Soon, drinking and smoking weed weren’t enough, and Sam began to seek out other substances, including Xanax. She took Xanax to help self-medicate her highs, lows, and emotions.
One night, at the peak of her addiction, she took around seven Xanax pills and drank alcohol. She didn’t think this would kill her but hoped it would. She blacked out and hit her face on the bathroom counter. Her friends saw her fall and moved her into her bed.
When she woke up, she remembered that her firearm was sitting right next to her bed. To this day, she is thankful that she didn’t kill herself or try to drive.
The Road to Recovery
A short time later, a friend of Sam’s convinced her to see a doctor. At 27 years old, Sam was finally diagnosed with bipolar disorder. After the diagnosis, she searched for the proper medication. Unfortunately, after several months of searching with no results, she returned to alcohol.
“I’d rather be manic, at least sometimes I’d feel better.”
After losing her job, she started working at a restaurant. The restaurant ultimately introduced her to fentanyl. It was easy to spend all the money she had on fentanyl.
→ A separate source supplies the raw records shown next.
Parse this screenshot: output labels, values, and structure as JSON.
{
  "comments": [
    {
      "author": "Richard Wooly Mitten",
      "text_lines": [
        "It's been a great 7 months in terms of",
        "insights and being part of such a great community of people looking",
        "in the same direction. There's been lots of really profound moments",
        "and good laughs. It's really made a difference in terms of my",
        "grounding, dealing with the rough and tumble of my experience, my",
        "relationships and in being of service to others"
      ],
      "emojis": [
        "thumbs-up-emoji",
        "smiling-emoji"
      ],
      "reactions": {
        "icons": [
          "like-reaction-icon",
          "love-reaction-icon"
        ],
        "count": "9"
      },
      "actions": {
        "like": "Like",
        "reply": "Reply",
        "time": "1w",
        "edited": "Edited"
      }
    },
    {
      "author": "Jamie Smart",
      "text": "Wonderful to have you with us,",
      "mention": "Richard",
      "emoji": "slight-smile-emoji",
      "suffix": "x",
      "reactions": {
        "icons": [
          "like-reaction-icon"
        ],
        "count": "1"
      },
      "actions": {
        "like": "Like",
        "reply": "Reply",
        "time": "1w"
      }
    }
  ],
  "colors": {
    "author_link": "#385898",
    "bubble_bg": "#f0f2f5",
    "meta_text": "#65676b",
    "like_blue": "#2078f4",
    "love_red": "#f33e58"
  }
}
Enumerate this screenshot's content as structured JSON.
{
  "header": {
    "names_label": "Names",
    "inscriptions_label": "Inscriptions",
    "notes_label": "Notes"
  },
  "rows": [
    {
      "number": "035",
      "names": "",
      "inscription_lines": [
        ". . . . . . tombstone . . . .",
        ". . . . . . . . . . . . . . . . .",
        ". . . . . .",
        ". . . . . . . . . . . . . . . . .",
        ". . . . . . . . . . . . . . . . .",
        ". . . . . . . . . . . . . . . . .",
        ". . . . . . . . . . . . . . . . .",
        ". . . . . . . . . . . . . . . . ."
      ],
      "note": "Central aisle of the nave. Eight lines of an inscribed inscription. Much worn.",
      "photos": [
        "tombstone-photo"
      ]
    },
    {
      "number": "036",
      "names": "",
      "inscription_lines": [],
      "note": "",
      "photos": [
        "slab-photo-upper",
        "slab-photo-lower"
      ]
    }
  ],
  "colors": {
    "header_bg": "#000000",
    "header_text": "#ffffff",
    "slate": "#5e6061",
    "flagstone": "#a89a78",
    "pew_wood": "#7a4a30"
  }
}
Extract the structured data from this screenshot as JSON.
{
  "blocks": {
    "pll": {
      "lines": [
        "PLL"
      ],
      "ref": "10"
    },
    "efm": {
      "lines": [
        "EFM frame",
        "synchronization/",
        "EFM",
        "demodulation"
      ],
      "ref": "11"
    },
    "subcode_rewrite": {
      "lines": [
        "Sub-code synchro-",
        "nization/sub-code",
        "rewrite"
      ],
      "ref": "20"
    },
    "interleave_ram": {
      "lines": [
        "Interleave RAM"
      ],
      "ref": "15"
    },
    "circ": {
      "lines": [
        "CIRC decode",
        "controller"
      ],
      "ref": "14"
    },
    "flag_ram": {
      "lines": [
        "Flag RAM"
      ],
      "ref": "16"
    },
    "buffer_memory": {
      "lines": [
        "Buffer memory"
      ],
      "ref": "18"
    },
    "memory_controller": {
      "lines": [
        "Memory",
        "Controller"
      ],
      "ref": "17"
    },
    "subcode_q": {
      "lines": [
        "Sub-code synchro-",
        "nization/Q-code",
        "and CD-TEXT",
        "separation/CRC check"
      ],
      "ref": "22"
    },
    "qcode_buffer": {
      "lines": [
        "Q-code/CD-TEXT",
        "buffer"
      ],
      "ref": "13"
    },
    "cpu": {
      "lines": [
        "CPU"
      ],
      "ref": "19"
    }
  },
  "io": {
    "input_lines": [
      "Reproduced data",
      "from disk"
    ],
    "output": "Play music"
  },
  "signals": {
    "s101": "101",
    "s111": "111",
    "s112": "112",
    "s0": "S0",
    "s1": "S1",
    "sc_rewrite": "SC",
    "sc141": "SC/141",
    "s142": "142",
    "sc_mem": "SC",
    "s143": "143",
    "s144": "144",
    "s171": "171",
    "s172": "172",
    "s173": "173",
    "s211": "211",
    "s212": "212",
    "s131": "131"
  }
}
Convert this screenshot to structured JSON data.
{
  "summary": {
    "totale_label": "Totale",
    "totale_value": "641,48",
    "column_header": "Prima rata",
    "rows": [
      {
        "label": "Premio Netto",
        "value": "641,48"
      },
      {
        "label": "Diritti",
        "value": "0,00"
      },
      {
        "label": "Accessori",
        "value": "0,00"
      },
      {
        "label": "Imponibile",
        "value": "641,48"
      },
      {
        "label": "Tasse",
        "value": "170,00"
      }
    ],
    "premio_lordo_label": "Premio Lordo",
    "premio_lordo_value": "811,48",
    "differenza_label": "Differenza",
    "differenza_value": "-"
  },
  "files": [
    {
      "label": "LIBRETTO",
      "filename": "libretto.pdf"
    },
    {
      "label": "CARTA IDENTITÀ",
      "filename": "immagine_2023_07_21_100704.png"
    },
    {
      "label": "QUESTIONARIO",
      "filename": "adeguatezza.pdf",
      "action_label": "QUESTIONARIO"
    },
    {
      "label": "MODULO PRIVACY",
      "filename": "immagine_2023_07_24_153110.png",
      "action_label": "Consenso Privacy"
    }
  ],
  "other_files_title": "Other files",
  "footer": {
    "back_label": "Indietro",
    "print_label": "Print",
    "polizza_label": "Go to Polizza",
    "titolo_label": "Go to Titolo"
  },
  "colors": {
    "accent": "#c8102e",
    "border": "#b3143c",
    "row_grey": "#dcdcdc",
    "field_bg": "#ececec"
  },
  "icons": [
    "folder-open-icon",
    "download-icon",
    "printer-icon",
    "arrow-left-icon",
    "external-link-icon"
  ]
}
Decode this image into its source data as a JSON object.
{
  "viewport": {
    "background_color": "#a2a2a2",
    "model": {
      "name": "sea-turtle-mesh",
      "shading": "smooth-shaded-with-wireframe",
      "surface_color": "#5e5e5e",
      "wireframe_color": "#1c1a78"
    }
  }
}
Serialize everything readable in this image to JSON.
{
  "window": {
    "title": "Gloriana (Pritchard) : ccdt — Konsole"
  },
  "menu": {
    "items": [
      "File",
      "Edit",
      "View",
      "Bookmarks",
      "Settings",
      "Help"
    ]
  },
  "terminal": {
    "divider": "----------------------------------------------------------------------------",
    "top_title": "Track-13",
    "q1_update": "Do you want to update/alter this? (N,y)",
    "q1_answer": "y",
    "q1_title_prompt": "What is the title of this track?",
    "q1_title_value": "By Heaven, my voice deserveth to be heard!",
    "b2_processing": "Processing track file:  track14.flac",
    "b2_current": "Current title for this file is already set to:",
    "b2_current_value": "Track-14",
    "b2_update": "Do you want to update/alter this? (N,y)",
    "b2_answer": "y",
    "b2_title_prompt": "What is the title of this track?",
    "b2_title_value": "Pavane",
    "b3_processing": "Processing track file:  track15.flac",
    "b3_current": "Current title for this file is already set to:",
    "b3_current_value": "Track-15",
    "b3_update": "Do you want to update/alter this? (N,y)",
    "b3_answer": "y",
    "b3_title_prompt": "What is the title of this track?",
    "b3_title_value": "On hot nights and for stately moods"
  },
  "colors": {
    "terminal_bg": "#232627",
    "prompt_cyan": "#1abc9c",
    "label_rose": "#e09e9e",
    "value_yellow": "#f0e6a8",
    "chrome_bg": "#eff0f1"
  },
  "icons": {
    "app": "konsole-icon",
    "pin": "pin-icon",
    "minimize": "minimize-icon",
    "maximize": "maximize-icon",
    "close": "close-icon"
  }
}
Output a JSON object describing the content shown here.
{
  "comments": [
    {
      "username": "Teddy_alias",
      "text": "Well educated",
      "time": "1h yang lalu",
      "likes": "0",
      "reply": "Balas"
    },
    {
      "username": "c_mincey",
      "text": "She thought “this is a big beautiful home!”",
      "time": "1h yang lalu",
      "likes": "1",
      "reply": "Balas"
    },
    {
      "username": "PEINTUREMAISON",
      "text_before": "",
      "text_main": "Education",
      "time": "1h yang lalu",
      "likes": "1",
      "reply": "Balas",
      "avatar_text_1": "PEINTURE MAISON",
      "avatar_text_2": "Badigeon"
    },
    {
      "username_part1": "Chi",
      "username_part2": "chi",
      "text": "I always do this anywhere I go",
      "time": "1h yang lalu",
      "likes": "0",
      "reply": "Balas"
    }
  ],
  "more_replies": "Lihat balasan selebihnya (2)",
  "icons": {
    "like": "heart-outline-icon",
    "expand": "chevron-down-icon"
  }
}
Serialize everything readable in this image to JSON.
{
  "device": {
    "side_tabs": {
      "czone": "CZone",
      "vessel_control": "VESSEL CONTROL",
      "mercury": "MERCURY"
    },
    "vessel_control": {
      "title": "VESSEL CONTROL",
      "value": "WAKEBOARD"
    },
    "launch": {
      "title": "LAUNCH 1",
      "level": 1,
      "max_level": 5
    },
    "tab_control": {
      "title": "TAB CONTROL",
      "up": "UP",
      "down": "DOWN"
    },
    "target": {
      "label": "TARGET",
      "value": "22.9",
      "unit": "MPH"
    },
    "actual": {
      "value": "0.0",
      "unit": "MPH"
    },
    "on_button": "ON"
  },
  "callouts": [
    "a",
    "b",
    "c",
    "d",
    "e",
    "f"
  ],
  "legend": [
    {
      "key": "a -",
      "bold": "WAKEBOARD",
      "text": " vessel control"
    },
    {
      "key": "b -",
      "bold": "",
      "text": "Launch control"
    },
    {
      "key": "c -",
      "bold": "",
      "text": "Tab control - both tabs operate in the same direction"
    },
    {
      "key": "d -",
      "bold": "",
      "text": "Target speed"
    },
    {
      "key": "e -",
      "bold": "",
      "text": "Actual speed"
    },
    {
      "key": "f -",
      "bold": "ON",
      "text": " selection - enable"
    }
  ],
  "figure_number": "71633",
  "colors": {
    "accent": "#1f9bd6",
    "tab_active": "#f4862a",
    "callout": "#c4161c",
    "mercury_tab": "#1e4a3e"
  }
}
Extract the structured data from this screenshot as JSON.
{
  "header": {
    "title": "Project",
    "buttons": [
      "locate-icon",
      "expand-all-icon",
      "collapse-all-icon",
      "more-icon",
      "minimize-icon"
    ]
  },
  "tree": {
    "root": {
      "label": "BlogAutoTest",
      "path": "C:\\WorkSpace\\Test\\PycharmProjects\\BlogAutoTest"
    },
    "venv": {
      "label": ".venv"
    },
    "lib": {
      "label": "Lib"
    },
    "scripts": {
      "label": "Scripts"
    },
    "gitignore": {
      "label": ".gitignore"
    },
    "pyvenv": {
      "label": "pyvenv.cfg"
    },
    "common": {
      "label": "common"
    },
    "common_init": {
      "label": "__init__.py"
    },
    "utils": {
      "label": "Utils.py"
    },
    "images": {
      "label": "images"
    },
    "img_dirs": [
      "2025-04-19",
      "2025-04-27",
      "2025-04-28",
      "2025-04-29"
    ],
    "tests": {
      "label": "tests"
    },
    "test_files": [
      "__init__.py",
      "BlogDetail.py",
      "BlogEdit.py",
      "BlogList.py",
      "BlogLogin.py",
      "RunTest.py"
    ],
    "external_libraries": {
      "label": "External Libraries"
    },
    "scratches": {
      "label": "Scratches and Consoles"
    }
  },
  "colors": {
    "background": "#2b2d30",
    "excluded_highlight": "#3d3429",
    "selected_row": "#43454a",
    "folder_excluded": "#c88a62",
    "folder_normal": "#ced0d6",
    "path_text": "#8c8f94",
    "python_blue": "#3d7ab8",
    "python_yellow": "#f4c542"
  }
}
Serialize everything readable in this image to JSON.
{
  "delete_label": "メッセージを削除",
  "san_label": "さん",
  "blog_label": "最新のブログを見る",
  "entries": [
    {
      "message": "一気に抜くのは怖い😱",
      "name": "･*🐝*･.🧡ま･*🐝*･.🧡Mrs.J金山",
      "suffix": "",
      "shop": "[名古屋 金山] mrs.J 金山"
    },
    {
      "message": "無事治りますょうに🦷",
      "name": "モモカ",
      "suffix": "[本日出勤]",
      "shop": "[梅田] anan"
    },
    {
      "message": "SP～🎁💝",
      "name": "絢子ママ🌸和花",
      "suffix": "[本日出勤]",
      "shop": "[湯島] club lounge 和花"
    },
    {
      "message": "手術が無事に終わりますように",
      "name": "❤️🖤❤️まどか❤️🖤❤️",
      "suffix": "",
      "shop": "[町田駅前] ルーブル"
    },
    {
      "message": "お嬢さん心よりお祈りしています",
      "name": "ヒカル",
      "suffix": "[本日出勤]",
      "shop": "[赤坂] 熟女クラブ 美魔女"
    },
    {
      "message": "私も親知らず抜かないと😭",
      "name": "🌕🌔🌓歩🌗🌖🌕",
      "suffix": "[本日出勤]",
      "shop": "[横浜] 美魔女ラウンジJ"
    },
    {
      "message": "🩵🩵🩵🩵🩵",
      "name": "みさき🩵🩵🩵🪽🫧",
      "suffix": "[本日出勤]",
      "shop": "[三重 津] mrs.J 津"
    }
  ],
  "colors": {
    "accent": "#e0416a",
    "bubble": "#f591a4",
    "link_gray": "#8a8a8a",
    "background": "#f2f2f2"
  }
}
When she had nothing left, she went into withdrawals. The experience was enough for her. She went to a support group meeting and achieved her first four and a half months of sobriety.
Unfortunately, the first try didn’t keep her sober. Sam wasn’t completely honest while working the steps and eventually talked herself into relapsing.
“The obsession [to use] came back and it came back with a vengeance.”
After this relapse, she realized she couldn’t stop and completely lost control for about six months. She got fired from both of her jobs and lost everything. She could no longer ignore that she needed help.
Sam went to detox, then rehab, and was finally placed into a halfway house. Although the halfway house wasn’t where she imagined herself after rehab, it was the place that really changed her life.
One particular counselor took her to meetings. This is where Sam was able to find a sponsor and begin working the steps completely and honestly. She learned to stop yelling and being angry at people, and instead, start showing others compassion.
Sam has two goals today. She wants to give others the same love that she was shown at the beginning of her treatment. She also wants to develop healthy relationships with others. She wishes to continue sponsoring other people in the program, as well. Her biggest goal is to live a life in which people can’t imagine her as an addict or alcoholic.